Company H -- Wounded: Benjamin Cohee, died August 25th. Captured: Corporal William (p219) C. Roland, George Ammons, Robert Chandler. Wounded: William Gale, Huston Jones, James M. Lunsford, John A. Robertson, John T. Robertson, Jesse Vanzant, died at Florence, S. C., February 14th, 1865.
Company I -- Wounded: Second Lieutenant James H. Weaver, died August 25th; Joseph Wedrick. Captured: Zenas M. Hines, died at Millen, Ga., November 3d.
Company K -- Wounded: Isaiah Coleman, Samuel Musser, Richard Reed, died August 8th. Captured: First Lieutenant John M. Godown, Sergeant Horace B. Franklin, Sergeant Lucius T. Barbour, Corporal Stephen W. Chase, James W. Fitzgerald, Henry C. Gillespie, died in prison; John W. Jones, George Meyer.
Lieutenant Weaver was shot through the body, on retiring from the field. He was conveyed to one of the adjacent skirmish pits, when the approach of the enemy compelled his attendants to leave him. On re-occupying the works he was conveyed to the hospital. After three days of intense suffering, he died as he had lived, commending himself and family to the care of Him in whose hands are all issues of life.
Harvey E. Scott was shot through the lower jaw and tongue, preventing all utterance. When removed to the hospital we found him in great suffering, which nothing but death could alleviate. The scene presented on that night will never be (p220) forgotten. Amid the dead and dying, at the midnight hour, we searched for familiar faces, and on finding Harvey E. Scott, already suffocating from the swollen and mutilated member, he threw his arms affectionately around us, in token of this gratitude for this last visitation. Who shall describe the deep feelings of the heart, aroused by that strong embrace of the dying man! All the deep yearnings of the soul for loved ones far away were expressed in that one moment. Soon after he passed away, a noble sacrifice for his country.
Lawrence parks was struck five times, while attempting to rally his comrades, as they retired the last time. Two of the wounds were mortal, and he died on the field during the night, kindly and lovingly attended by his afflicted brother, and calmly passed down into the valley of death. At the midnight hour he was committed to rest on the field of battle.

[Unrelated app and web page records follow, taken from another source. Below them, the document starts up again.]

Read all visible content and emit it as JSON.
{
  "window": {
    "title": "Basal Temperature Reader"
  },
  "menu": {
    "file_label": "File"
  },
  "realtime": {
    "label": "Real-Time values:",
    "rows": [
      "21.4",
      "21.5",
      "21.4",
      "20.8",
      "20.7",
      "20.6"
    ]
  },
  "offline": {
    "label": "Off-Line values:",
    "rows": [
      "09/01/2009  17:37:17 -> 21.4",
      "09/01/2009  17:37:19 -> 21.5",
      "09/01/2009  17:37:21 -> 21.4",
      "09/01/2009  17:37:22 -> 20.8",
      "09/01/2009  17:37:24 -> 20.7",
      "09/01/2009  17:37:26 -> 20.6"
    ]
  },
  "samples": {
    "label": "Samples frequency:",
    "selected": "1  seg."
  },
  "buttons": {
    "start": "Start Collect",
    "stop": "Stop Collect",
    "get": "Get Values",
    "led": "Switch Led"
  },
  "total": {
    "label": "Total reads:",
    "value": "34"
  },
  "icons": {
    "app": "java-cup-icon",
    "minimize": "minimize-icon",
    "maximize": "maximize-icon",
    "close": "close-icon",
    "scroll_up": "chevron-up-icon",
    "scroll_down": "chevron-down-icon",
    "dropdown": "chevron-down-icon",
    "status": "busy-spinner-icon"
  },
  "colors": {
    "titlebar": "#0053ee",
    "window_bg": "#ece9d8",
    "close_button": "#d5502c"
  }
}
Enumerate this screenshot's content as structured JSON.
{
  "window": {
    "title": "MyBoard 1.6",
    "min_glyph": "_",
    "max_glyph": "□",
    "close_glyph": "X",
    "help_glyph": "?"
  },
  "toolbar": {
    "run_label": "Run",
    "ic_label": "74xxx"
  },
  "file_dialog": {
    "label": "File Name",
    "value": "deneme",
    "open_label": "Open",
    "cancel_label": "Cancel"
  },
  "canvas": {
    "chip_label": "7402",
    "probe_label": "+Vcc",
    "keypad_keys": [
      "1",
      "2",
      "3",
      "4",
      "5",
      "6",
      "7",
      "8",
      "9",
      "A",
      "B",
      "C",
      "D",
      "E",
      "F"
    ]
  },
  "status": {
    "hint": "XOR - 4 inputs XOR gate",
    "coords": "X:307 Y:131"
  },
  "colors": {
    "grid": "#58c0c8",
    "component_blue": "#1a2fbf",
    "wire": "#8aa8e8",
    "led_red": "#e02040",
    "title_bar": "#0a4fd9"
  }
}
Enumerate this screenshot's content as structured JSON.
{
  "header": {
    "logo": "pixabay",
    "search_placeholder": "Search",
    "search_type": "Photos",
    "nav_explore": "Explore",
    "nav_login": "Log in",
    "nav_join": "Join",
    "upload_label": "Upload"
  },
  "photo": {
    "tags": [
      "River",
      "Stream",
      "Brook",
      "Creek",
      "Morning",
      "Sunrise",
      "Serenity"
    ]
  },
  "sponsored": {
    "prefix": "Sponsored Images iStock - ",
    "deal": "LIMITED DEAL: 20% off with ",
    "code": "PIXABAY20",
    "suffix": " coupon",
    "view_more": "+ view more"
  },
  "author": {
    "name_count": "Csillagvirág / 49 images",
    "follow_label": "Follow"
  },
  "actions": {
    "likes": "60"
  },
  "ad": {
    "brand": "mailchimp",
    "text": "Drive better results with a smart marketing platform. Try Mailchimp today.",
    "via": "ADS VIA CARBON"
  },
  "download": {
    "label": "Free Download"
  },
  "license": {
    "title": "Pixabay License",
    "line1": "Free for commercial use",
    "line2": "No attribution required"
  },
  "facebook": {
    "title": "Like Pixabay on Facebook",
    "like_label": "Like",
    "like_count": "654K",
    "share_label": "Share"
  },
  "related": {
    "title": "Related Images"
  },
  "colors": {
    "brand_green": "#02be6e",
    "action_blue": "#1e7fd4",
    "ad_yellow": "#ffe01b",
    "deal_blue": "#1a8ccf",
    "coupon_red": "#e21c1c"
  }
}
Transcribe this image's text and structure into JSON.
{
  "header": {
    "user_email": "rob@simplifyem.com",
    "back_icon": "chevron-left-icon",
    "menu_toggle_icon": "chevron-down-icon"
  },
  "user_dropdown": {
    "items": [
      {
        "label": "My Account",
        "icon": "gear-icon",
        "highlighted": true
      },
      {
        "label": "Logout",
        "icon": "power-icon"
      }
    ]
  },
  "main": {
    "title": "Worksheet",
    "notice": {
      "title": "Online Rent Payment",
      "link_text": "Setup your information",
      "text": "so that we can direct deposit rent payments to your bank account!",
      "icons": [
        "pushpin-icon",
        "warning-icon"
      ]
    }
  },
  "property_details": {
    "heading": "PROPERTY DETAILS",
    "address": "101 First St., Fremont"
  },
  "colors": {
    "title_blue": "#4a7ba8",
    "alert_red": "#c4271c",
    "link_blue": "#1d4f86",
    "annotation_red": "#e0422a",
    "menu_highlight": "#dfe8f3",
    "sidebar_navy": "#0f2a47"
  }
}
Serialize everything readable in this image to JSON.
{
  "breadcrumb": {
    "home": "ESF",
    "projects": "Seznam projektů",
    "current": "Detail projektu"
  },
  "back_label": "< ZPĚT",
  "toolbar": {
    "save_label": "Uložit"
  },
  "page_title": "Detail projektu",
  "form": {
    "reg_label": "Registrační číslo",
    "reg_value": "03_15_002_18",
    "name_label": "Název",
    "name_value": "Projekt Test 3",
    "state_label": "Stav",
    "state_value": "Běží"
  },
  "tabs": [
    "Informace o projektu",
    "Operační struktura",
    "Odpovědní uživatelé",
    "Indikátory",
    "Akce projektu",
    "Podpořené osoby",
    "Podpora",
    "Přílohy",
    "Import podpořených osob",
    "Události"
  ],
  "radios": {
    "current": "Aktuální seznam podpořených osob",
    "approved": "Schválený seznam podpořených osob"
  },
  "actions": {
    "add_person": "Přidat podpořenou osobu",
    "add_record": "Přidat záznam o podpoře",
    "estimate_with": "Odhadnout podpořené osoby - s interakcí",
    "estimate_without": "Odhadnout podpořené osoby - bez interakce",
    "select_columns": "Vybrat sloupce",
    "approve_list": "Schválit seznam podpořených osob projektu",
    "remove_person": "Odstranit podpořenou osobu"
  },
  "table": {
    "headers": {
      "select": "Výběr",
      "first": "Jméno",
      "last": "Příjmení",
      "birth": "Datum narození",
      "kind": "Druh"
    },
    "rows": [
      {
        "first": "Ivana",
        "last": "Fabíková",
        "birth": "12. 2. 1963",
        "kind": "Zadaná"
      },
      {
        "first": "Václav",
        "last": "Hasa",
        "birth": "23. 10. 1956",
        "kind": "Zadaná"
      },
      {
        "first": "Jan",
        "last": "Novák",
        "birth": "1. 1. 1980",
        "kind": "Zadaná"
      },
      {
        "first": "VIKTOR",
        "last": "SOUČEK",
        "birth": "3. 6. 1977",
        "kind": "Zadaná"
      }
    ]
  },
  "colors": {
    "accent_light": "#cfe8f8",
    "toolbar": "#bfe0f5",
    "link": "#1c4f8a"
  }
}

James W. Moulden and Archibald Gardner were also buried in the stillness of that solemn night, with a brief funeral service. Such scenes will linger in memory while life shall last, as the most impressive of all the sad events of the war. Peace be to the memory of those noble men who perished on that memorable day. (p221)